**** INPUT MATERIAL

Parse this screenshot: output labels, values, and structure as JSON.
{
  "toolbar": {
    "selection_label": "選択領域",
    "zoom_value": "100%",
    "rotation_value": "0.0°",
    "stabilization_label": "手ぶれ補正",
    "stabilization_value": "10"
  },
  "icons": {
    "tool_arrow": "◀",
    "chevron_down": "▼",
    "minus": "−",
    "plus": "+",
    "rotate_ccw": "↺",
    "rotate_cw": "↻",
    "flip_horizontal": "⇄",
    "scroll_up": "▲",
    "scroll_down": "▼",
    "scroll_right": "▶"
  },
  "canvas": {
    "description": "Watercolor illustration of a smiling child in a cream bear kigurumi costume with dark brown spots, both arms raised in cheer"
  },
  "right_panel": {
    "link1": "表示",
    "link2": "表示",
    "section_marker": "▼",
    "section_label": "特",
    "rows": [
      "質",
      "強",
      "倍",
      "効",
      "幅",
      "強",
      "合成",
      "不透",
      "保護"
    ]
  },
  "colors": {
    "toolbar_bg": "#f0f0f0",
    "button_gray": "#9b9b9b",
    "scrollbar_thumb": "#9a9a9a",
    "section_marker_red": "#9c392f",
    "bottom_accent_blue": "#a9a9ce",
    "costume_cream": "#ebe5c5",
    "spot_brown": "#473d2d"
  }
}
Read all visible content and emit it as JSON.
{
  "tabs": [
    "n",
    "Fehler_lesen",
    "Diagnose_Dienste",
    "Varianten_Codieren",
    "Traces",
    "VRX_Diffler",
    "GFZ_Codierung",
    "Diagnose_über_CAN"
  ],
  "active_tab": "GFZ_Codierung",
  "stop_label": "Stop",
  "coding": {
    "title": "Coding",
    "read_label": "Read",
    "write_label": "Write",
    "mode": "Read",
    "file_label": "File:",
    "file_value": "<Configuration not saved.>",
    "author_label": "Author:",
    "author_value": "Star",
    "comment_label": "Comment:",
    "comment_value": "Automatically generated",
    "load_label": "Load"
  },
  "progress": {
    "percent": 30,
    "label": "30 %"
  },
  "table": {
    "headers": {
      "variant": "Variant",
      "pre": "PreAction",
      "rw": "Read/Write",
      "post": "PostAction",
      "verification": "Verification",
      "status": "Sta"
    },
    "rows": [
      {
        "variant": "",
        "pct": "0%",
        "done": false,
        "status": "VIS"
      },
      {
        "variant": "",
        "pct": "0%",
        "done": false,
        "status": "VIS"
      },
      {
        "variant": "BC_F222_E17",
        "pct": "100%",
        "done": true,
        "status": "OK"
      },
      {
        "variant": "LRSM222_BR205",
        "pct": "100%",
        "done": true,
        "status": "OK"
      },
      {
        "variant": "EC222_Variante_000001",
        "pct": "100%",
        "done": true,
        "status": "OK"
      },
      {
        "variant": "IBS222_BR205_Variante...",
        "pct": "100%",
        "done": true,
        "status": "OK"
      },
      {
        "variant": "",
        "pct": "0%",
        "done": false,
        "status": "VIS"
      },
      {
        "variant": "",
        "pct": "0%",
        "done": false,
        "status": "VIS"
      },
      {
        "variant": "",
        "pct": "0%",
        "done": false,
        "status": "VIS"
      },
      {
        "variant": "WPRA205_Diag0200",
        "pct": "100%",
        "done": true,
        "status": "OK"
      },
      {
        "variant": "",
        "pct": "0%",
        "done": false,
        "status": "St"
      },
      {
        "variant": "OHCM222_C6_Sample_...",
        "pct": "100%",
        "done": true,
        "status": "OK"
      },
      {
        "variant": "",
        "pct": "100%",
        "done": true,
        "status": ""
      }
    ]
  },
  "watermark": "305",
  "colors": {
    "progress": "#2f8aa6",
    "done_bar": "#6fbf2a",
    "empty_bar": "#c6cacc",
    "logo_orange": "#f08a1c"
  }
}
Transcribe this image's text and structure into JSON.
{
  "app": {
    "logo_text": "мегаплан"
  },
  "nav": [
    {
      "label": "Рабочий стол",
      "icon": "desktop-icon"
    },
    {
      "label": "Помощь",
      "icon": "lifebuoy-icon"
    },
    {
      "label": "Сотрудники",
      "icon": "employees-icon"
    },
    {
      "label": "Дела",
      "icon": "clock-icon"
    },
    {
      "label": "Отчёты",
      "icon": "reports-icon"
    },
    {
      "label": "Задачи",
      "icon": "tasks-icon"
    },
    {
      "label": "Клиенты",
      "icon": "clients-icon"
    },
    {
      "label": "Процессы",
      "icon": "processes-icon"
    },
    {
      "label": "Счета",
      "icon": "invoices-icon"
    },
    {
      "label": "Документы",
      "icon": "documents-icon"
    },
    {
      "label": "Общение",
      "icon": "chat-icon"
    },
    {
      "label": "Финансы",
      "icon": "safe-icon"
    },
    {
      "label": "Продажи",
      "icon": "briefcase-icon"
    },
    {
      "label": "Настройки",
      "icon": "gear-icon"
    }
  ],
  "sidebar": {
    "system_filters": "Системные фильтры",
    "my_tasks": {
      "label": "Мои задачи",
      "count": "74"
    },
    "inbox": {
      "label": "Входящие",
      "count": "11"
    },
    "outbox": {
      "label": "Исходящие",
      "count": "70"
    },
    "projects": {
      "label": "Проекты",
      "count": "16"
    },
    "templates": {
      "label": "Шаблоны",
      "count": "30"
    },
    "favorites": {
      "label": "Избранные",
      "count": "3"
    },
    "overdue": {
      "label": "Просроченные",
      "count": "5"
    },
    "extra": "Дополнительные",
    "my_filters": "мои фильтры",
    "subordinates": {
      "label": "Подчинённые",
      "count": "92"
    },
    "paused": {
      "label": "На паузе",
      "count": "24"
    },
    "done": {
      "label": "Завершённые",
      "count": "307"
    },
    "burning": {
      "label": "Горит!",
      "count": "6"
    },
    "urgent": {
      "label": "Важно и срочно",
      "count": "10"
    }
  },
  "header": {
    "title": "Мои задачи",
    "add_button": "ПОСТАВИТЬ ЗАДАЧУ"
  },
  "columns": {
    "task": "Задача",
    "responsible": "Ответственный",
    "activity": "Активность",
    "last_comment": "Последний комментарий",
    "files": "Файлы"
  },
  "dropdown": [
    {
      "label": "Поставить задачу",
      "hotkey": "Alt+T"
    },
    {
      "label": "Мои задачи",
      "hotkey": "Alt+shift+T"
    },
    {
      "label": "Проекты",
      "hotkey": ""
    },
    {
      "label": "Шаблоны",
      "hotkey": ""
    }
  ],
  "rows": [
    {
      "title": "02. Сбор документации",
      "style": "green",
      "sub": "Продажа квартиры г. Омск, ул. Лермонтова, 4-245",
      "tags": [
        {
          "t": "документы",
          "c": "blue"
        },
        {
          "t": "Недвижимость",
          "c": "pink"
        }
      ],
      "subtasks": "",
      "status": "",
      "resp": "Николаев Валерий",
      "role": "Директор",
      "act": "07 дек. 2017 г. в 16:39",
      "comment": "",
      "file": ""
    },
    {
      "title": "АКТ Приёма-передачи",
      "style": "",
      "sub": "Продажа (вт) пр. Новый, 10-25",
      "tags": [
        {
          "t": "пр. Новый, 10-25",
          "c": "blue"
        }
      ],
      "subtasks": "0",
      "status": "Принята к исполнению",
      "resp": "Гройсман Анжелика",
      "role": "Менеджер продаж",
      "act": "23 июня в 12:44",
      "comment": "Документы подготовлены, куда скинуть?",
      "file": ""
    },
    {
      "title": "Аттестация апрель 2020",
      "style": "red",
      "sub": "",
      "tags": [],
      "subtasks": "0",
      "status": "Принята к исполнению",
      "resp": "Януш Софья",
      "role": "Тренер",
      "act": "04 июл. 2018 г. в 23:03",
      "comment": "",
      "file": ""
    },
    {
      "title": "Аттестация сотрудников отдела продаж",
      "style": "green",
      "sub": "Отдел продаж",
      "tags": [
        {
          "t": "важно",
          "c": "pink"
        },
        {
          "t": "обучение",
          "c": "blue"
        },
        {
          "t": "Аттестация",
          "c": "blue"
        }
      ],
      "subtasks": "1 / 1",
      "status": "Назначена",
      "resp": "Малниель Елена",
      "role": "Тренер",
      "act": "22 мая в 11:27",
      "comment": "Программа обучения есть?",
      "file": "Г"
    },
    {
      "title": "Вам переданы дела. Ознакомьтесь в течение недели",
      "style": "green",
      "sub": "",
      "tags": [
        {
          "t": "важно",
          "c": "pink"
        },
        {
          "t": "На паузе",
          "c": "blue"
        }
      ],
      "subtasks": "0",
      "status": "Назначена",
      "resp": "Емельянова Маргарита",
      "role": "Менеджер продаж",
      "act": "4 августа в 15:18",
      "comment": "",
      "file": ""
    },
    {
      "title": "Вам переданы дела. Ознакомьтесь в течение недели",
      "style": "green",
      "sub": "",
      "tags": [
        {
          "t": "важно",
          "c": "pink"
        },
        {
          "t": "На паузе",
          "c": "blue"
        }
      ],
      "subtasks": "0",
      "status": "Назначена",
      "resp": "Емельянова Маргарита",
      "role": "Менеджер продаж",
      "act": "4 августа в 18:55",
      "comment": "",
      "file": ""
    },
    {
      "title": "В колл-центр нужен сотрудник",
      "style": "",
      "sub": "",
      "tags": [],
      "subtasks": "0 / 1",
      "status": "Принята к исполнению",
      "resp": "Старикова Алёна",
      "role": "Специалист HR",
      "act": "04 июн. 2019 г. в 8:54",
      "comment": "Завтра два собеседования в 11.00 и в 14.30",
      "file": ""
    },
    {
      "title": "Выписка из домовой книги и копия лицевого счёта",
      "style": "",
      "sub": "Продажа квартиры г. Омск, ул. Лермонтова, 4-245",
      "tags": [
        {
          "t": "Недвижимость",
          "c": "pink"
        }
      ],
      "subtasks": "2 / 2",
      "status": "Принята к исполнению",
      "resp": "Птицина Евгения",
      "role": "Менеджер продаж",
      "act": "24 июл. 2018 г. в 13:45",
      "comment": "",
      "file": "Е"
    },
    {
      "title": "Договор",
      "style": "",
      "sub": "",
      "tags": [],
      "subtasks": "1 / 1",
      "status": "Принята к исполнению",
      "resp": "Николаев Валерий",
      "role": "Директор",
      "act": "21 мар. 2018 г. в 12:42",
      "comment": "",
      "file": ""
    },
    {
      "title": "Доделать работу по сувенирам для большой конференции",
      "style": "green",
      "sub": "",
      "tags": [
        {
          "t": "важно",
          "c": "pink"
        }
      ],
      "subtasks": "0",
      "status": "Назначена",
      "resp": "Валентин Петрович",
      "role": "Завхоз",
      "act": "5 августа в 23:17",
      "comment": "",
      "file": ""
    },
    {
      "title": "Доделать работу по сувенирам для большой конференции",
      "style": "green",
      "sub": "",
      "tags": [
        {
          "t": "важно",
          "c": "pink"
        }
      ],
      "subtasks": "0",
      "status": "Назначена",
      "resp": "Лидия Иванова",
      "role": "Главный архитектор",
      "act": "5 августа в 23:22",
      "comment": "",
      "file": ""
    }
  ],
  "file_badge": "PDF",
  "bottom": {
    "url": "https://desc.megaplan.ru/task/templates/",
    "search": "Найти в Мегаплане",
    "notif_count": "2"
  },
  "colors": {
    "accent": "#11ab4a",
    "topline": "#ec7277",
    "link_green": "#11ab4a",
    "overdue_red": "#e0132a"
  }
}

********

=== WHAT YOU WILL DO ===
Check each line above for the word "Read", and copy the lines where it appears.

=== ANSWER BOX ===
Read all visible content and emit it as JSON.
    "read_label": "Read",
    "mode": "Read",
      "rw": "Read/Write",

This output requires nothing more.